“Do you really want to know, Dare…” I sounded as small as a mouse.
He nodded and came in a little closer to secure the secrecy. “Yeah. We’re friends, it’s okay.”
“I-i…” my voice got stuck in my throat.
Stop it. Stop it, stop it, stop it. Don’t say it, don’t say anything.
I gulped and tried again. “I…”
Don’t say it. It’s nothing. This isn’t anything. Don’t say anything. You’re not—
“I-i… I think I’m… gay…”
Dare looked as if he didn’t hear me right. “What…?”
“I-I’m, I’m gay, Dare. I like… boys.” And I blushed ashamedly.
I spoke softly. I didn’t want to challenge. I didn’t want to offend.
It happened anyway.
Dare’s face put on an expression I had never seen before: a mixture of confusion, worry, dread, and dislike. Dislike…
“B-but you… you… why?” he stuttered. I don’t know if he expected an answer, but I opened up and I tried to give him one. He didn’t want it.
“I…” He pivoted in the other direction. “I need to go home. I’m going… I’ll see y-- um… b-bye.” He ran off, flustered.
I hit my back against the wall and crouched into a ball. My face hid in my knees. My teeth hurt, my nose stung, my eyes burned, but more than anything my head ached. And it felt hollow in the pit of my stomach.

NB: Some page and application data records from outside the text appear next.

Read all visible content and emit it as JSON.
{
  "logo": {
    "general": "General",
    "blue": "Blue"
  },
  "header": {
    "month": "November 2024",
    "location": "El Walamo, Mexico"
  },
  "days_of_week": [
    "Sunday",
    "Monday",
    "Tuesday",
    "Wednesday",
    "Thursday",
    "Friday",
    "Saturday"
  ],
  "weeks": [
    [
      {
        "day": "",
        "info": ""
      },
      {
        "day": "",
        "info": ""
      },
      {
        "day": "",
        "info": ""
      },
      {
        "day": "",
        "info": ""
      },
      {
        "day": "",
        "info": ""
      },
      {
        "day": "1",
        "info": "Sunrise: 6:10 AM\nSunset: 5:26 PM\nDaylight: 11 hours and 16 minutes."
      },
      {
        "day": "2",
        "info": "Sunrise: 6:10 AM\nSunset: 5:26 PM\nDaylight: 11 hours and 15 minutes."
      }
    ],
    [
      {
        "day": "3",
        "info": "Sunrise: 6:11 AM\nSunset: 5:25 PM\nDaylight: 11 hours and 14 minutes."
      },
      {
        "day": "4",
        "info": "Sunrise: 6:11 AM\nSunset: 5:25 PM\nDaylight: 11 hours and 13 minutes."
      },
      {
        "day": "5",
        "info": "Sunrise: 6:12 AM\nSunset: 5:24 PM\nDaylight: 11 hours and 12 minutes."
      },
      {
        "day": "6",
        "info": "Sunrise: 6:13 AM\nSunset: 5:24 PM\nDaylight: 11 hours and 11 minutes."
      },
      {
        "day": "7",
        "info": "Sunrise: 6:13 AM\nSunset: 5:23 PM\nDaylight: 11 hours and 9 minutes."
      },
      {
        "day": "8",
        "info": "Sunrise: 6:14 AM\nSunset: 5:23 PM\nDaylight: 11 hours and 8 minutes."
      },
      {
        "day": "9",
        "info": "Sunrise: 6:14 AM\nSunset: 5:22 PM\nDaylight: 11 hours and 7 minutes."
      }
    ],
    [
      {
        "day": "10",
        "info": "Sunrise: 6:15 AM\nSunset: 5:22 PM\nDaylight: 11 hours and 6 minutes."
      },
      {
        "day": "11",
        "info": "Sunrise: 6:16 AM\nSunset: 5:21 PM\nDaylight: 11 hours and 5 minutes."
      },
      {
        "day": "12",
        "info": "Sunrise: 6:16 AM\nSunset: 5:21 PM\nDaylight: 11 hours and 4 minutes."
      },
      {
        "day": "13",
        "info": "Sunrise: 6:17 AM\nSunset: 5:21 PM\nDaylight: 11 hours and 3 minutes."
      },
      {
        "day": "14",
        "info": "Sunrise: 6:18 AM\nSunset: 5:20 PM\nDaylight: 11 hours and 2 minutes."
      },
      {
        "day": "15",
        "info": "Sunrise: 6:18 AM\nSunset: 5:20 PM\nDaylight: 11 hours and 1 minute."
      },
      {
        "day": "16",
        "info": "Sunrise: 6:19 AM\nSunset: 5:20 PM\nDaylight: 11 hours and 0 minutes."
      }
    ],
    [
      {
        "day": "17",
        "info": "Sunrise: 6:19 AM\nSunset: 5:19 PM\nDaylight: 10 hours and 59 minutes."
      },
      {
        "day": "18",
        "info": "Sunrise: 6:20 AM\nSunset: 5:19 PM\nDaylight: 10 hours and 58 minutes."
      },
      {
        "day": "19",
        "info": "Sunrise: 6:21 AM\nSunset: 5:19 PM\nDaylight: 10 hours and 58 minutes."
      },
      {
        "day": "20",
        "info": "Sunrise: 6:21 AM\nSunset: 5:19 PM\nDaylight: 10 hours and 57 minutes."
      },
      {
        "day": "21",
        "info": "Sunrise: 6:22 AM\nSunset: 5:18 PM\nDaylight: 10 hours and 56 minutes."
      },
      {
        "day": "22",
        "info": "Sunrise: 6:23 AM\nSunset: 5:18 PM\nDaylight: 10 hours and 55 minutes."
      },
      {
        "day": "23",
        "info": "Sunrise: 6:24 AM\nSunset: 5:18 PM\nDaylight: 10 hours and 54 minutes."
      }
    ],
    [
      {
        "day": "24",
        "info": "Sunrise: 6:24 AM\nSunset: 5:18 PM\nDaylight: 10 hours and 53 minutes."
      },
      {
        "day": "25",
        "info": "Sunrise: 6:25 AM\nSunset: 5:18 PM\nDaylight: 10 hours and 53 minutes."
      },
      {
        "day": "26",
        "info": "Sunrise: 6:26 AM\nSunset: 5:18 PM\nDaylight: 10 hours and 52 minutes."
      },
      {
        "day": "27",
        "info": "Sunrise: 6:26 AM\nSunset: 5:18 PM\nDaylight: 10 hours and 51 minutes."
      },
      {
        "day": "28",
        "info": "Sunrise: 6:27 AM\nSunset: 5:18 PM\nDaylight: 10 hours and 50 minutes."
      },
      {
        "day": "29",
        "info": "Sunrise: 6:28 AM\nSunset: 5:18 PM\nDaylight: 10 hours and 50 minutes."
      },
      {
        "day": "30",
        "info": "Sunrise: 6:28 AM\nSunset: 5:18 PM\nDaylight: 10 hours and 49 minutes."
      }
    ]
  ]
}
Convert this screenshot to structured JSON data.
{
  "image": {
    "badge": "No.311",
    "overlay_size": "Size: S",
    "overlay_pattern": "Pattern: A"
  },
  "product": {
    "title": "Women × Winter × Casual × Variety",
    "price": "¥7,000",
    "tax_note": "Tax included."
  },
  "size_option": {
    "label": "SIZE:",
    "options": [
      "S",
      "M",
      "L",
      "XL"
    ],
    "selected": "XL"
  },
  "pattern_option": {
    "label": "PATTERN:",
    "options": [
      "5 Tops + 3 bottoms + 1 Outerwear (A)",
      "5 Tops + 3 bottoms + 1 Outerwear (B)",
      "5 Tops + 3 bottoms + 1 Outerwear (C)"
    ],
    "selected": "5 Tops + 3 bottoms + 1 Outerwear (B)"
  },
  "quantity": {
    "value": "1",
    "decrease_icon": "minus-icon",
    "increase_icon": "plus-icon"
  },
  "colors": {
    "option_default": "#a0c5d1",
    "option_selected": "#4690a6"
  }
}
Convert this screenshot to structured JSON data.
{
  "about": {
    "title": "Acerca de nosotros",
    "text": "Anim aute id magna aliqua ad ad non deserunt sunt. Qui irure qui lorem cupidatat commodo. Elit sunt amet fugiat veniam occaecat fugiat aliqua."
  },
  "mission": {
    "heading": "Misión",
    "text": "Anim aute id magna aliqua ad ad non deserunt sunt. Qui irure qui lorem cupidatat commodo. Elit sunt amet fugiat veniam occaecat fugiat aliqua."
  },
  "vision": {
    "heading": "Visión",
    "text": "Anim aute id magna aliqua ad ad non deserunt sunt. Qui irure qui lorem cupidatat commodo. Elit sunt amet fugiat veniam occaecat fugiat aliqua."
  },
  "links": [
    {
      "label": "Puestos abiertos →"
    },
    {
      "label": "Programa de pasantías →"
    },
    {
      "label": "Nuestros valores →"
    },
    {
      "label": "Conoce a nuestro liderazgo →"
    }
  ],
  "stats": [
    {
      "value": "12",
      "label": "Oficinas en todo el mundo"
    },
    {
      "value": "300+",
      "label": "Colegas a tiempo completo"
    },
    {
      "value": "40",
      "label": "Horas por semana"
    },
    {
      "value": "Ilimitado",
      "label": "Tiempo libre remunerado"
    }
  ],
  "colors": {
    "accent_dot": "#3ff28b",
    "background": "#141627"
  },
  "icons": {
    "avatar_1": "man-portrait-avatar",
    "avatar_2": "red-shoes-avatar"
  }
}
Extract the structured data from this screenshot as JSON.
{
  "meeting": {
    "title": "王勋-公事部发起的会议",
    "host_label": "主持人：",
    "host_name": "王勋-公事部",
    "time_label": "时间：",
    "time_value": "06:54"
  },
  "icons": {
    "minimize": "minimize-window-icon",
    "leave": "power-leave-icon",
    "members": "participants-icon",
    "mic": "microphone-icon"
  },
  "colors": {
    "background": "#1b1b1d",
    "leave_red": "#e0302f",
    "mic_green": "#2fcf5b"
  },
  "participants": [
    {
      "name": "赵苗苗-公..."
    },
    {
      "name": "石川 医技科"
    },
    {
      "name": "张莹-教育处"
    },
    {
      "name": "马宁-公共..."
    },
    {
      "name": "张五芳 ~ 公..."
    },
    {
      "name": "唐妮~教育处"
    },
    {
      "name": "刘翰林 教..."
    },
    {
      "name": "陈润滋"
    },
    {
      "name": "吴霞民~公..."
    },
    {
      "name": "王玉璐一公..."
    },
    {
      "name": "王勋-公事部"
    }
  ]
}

I shouldn’t have said… I said to stop. I’m sorry, I’m sorry…
The tears felt warm when they first ran down my cheeks, but they left behind a bitter cold trail.